I had two pet rats as a child. They were white with glassy pink eyes. (The pet shop also sold “pinkies” as snake food.) After a few years my rats became hopelessly ill and enfeebled. My father — perceiving with some dismay that the task fell to him — took the rats out to the garden to kill them. He had in mind a brief, firm strike to the head with a spade or rock. This was his inner negotiation, and his idea of a good death. After a little while he came back into the house and declared it done. We laid some flowers over the grave.
Years later my father confessed that, when it had come down to it, he’d been unable to strike the rats. Instead he’d buried them alive, watching in horror as their weak claws struggled against the soil he heaped on top of them. In his cowardice he’d given them a far more awful death than the one he’d planned, and his failure haunted him.
It haunts me, too, even though we’ve killed other rats, and so many more have died on our behalf. All the pills you take and vaccines you get and treatments you undergo and creams you apply have, in their secret history, the miserable lives and premature deaths of millions of rats and mice. In Siberia there is a bronze statue of a laboratory mouse knitting the DNA double helix, commemorating what mice have endured in the name of scientific research.
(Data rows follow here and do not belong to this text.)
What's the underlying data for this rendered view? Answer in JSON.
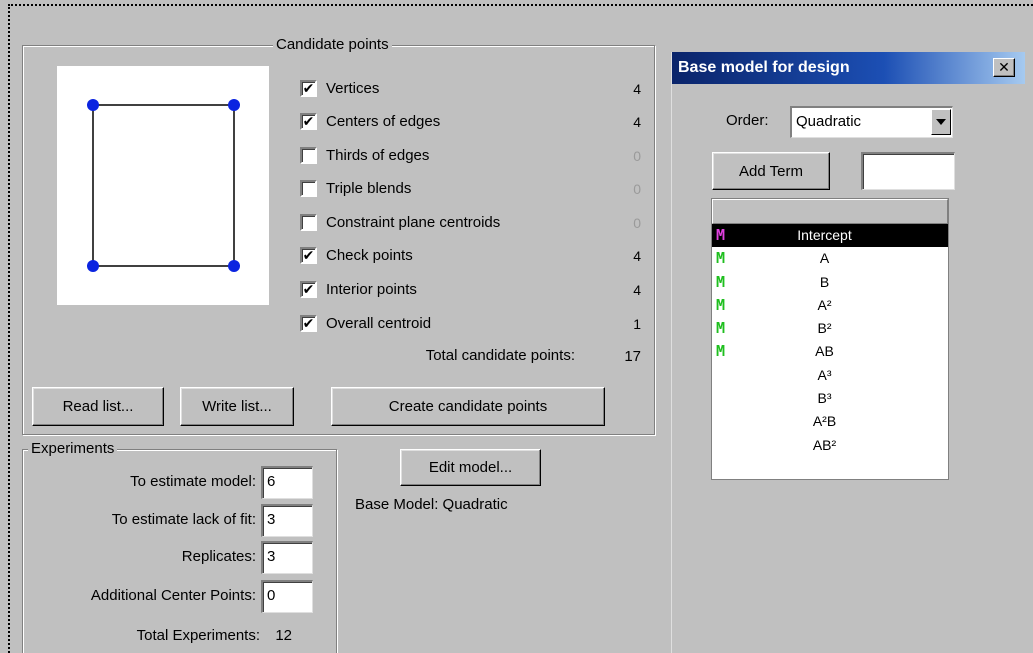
{
  "candidate_points": {
    "title": "Candidate points",
    "options": [
      {
        "label": "Vertices",
        "checked": true,
        "count": "4",
        "dim": false
      },
      {
        "label": "Centers of edges",
        "checked": true,
        "count": "4",
        "dim": false
      },
      {
        "label": "Thirds of edges",
        "checked": false,
        "count": "0",
        "dim": true
      },
      {
        "label": "Triple blends",
        "checked": false,
        "count": "0",
        "dim": true
      },
      {
        "label": "Constraint plane centroids",
        "checked": false,
        "count": "0",
        "dim": true
      },
      {
        "label": "Check points",
        "checked": true,
        "count": "4",
        "dim": false
      },
      {
        "label": "Interior points",
        "checked": true,
        "count": "4",
        "dim": false
      },
      {
        "label": "Overall centroid",
        "checked": true,
        "count": "1",
        "dim": false
      }
    ],
    "total_label": "Total candidate points:",
    "total_value": "17",
    "read_list_label": "Read list...",
    "write_list_label": "Write list...",
    "create_label": "Create candidate points",
    "check_glyph": "✔"
  },
  "experiments": {
    "title": "Experiments",
    "fields": [
      {
        "label": "To estimate model:",
        "value": "6"
      },
      {
        "label": "To estimate lack of fit:",
        "value": "3"
      },
      {
        "label": "Replicates:",
        "value": "3"
      },
      {
        "label": "Additional Center Points:",
        "value": "0"
      }
    ],
    "total_label": "Total Experiments:",
    "total_value": "12"
  },
  "model": {
    "edit_label": "Edit model...",
    "base_model_text": "Base Model: Quadratic"
  },
  "dialog": {
    "title": "Base model for design",
    "close_glyph": "✕",
    "order_label": "Order:",
    "order_value": "Quadratic",
    "add_term_label": "Add Term",
    "add_term_input": "",
    "term_icon_glyph": "M",
    "terms": [
      {
        "name": "Intercept",
        "icon": "magenta",
        "selected": true
      },
      {
        "name": "A",
        "icon": "green",
        "selected": false
      },
      {
        "name": "B",
        "icon": "green",
        "selected": false
      },
      {
        "name": "A²",
        "icon": "green",
        "selected": false
      },
      {
        "name": "B²",
        "icon": "green",
        "selected": false
      },
      {
        "name": "AB",
        "icon": "green",
        "selected": false
      },
      {
        "name": "A³",
        "icon": "none",
        "selected": false
      },
      {
        "name": "B³",
        "icon": "none",
        "selected": false
      },
      {
        "name": "A²B",
        "icon": "none",
        "selected": false
      },
      {
        "name": "AB²",
        "icon": "none",
        "selected": false
      }
    ]
  },
  "colors": {
    "vertex_dot": "#0b24e0",
    "icon_included": "#1fbf1f",
    "icon_fixed": "#e040e0",
    "titlebar": "#0a246a"
  }
}
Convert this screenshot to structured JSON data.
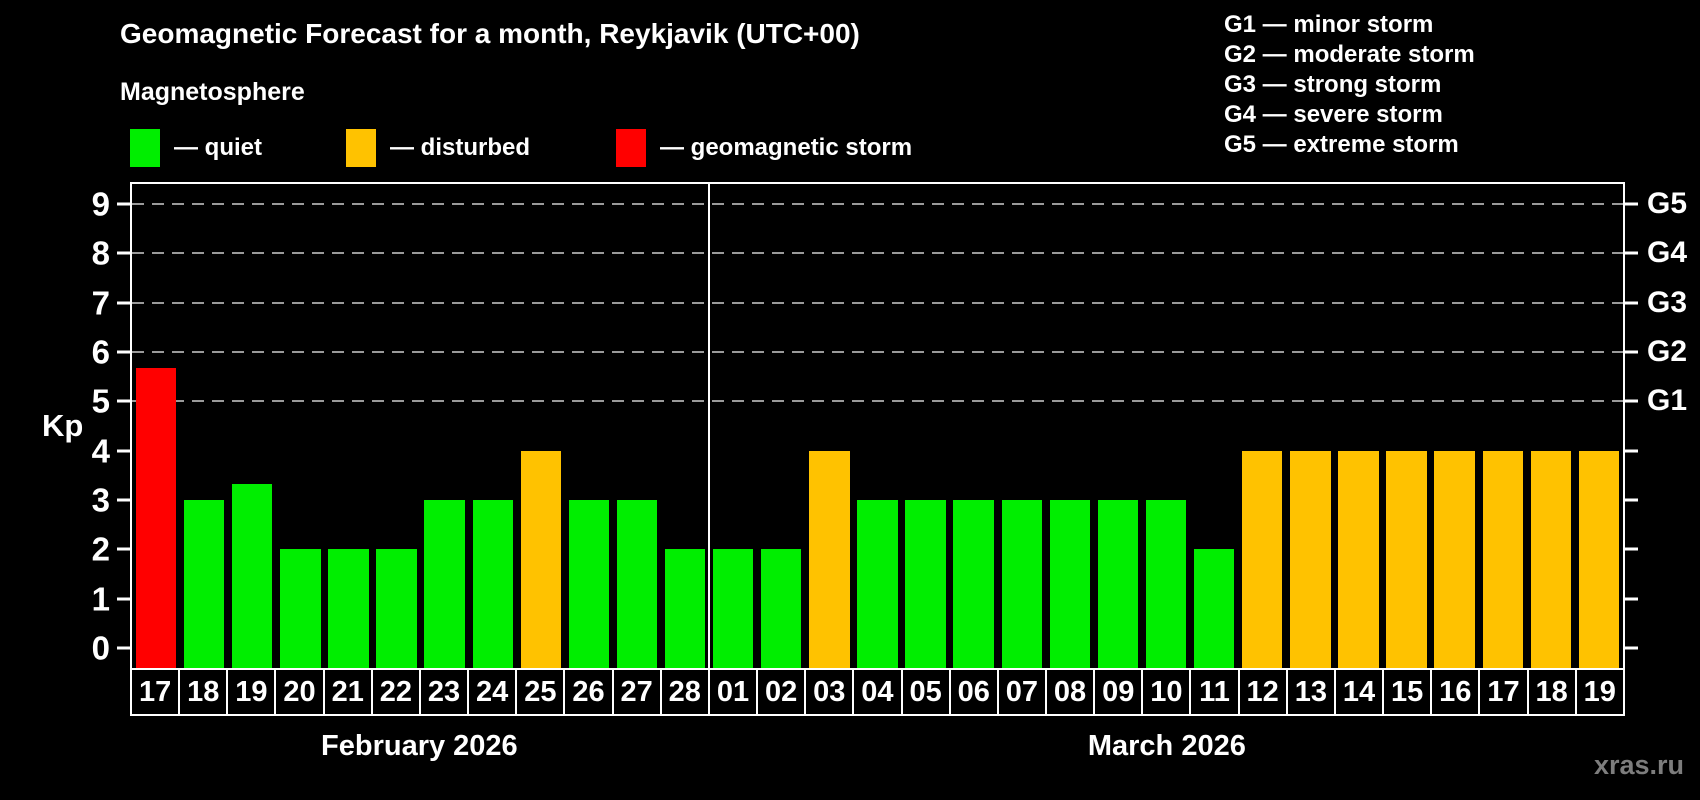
{
  "header": {
    "title": "Geomagnetic Forecast for a month, Reykjavik (UTC+00)",
    "subtitle": "Magnetosphere"
  },
  "legend": {
    "items": [
      {
        "key": "quiet",
        "label": "— quiet",
        "color": "#00ee00"
      },
      {
        "key": "disturbed",
        "label": "— disturbed",
        "color": "#ffc200"
      },
      {
        "key": "storm",
        "label": "— geomagnetic storm",
        "color": "#ff0000"
      }
    ]
  },
  "g_scale_legend": [
    "G1 — minor storm",
    "G2 — moderate storm",
    "G3 — strong storm",
    "G4 — severe storm",
    "G5 — extreme storm"
  ],
  "watermark": "xras.ru",
  "chart_data": {
    "type": "bar",
    "title": "Geomagnetic Forecast for a month, Reykjavik (UTC+00)",
    "xlabel": "",
    "ylabel": "Kp",
    "ylim": [
      -0.4,
      9.4
    ],
    "yticks": [
      0,
      1,
      2,
      3,
      4,
      5,
      6,
      7,
      8,
      9
    ],
    "gridlines_kp": [
      5,
      6,
      7,
      8,
      9
    ],
    "grid": "dashed horizontal at storm levels only",
    "legend_position": "top",
    "right_axis_labels": [
      {
        "kp": 5,
        "label": "G1"
      },
      {
        "kp": 6,
        "label": "G2"
      },
      {
        "kp": 7,
        "label": "G3"
      },
      {
        "kp": 8,
        "label": "G4"
      },
      {
        "kp": 9,
        "label": "G5"
      }
    ],
    "months": [
      {
        "label": "February 2026",
        "days": 12
      },
      {
        "label": "March 2026",
        "days": 19
      }
    ],
    "colors": {
      "quiet": "#00ee00",
      "disturbed": "#ffc200",
      "storm": "#ff0000"
    },
    "points": [
      {
        "day": "17",
        "value": 5.67,
        "status": "storm"
      },
      {
        "day": "18",
        "value": 3,
        "status": "quiet"
      },
      {
        "day": "19",
        "value": 3.33,
        "status": "quiet"
      },
      {
        "day": "20",
        "value": 2,
        "status": "quiet"
      },
      {
        "day": "21",
        "value": 2,
        "status": "quiet"
      },
      {
        "day": "22",
        "value": 2,
        "status": "quiet"
      },
      {
        "day": "23",
        "value": 3,
        "status": "quiet"
      },
      {
        "day": "24",
        "value": 3,
        "status": "quiet"
      },
      {
        "day": "25",
        "value": 4,
        "status": "disturbed"
      },
      {
        "day": "26",
        "value": 3,
        "status": "quiet"
      },
      {
        "day": "27",
        "value": 3,
        "status": "quiet"
      },
      {
        "day": "28",
        "value": 2,
        "status": "quiet"
      },
      {
        "day": "01",
        "value": 2,
        "status": "quiet"
      },
      {
        "day": "02",
        "value": 2,
        "status": "quiet"
      },
      {
        "day": "03",
        "value": 4,
        "status": "disturbed"
      },
      {
        "day": "04",
        "value": 3,
        "status": "quiet"
      },
      {
        "day": "05",
        "value": 3,
        "status": "quiet"
      },
      {
        "day": "06",
        "value": 3,
        "status": "quiet"
      },
      {
        "day": "07",
        "value": 3,
        "status": "quiet"
      },
      {
        "day": "08",
        "value": 3,
        "status": "quiet"
      },
      {
        "day": "09",
        "value": 3,
        "status": "quiet"
      },
      {
        "day": "10",
        "value": 3,
        "status": "quiet"
      },
      {
        "day": "11",
        "value": 2,
        "status": "quiet"
      },
      {
        "day": "12",
        "value": 4,
        "status": "disturbed"
      },
      {
        "day": "13",
        "value": 4,
        "status": "disturbed"
      },
      {
        "day": "14",
        "value": 4,
        "status": "disturbed"
      },
      {
        "day": "15",
        "value": 4,
        "status": "disturbed"
      },
      {
        "day": "16",
        "value": 4,
        "status": "disturbed"
      },
      {
        "day": "17",
        "value": 4,
        "status": "disturbed"
      },
      {
        "day": "18",
        "value": 4,
        "status": "disturbed"
      },
      {
        "day": "19",
        "value": 4,
        "status": "disturbed"
      }
    ]
  }
}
Once, when I was young, our house had a particularly unwelcome rat who was taking toothy bites out of all the fruit in our kitchen at night — and was even so brazen as to sink his teeth into my earlobe as I slept. We caught sight of him now and then on his furtive escapades and called him, unimaginatively, “the rat.” As it turned out, the name was deeply imaginative: we’d imagined this was a single rat when in fact it was about thirty or forty of them, as we discovered when we finally undertook the awful task of extermination. We chose poison, and it was the wrong choice. Its cruelty was soon made apparent. The rats, reduced to an agonized crawl, were now everywhere to be found. Too weak even for fear, they died in horrible slow motion all around us.
There was another infestation in my block recently, this time of mice. Everyone heard them scampering behind the drywall and roaming through the attic spaces. An e-mail chain started among the trustees about bringing in “rodent control.” Price quotes and methods were compared.
Meanwhile one of these mice was loose in my flat. My cats were ricocheting around the furniture in constant pursuit. They crawled behind the bookshelves and sent half of the classics crashing to the floor. They clambered beneath the kitchen counters in predatory delirium. This was no ordinary mouse, though. This mouse was Jason Bourne, and it evaded them at every turn. Finally it found a place beneath the piano where it was truly unreachable. The cats’ constant vigil lasted for days, each relieving the other from duty, knowing their prey would eventually have to relent and venture out.
At some point, however, this mouse had become a cherished mouse. I’d begun to root for it. I prepared tiny meals — bottle caps filled with water and hunks of bread and cheese — and pushed them beneath the piano on a sheet of cardboard. When I found that my offerings had been accepted, I shone with a quiet satisfaction. It was an unlikely collaboration, sure, fundamentally compromised on almost all fronts. (The trustees had by now booked the “rodent inspection.”) But for a little while the mouse and I were in it together.
Beyond those four walls, the world was both cruel and beautiful: civilizations rose and fell; the great sky flashed; the deep sea yearned. But within them, a mouse had made it through another day.